Problem to work on
Please copy the records exactly as they appear, with all pictures left out.

---

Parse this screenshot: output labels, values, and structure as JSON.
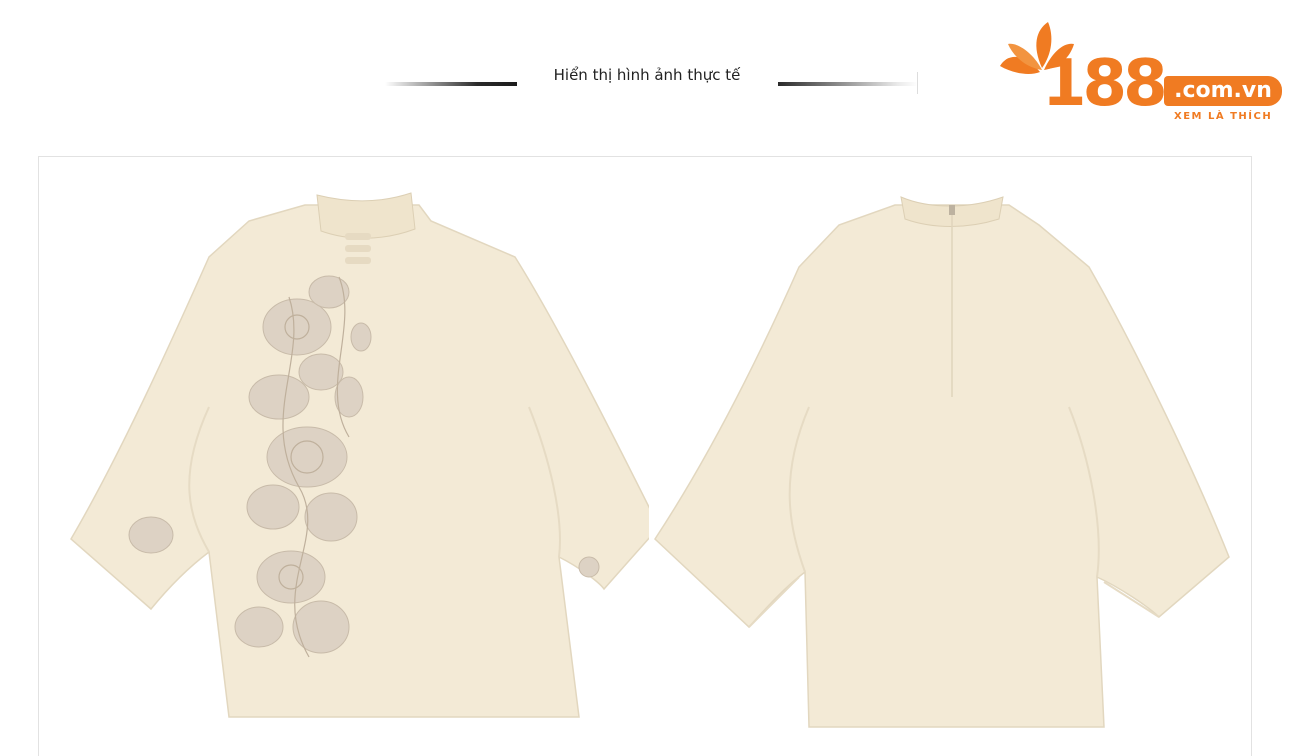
{
  "header": {
    "section_title": "Hiển thị hình ảnh thực tế"
  },
  "logo": {
    "number": "188",
    "domain": ".com.vn",
    "slogan": "XEM LÀ THÍCH",
    "brand_color": "#f07b22"
  },
  "product_images": [
    {
      "view": "front",
      "garment_color": "#f3ead6",
      "embroidery_color": "#d9cfc2"
    },
    {
      "view": "back",
      "garment_color": "#f3ead6"
    }
  ]
}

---

Solution to this task
Parse this screenshot: output labels, values, and structure as JSON.
{
  "header": {
    "section_title": "Hiển thị hình ảnh thực tế"
  },
  "logo": {
    "number": "188",
    "domain": ".com.vn",
    "slogan": "XEM LÀ THÍCH",
    "brand_color": "#f07b22"
  },
  "product_images": [
    {
      "view": "front",
      "garment_color": "#f3ead6",
      "embroidery_color": "#d9cfc2"
    },
    {
      "view": "back",
      "garment_color": "#f3ead6"
    }
  ]
}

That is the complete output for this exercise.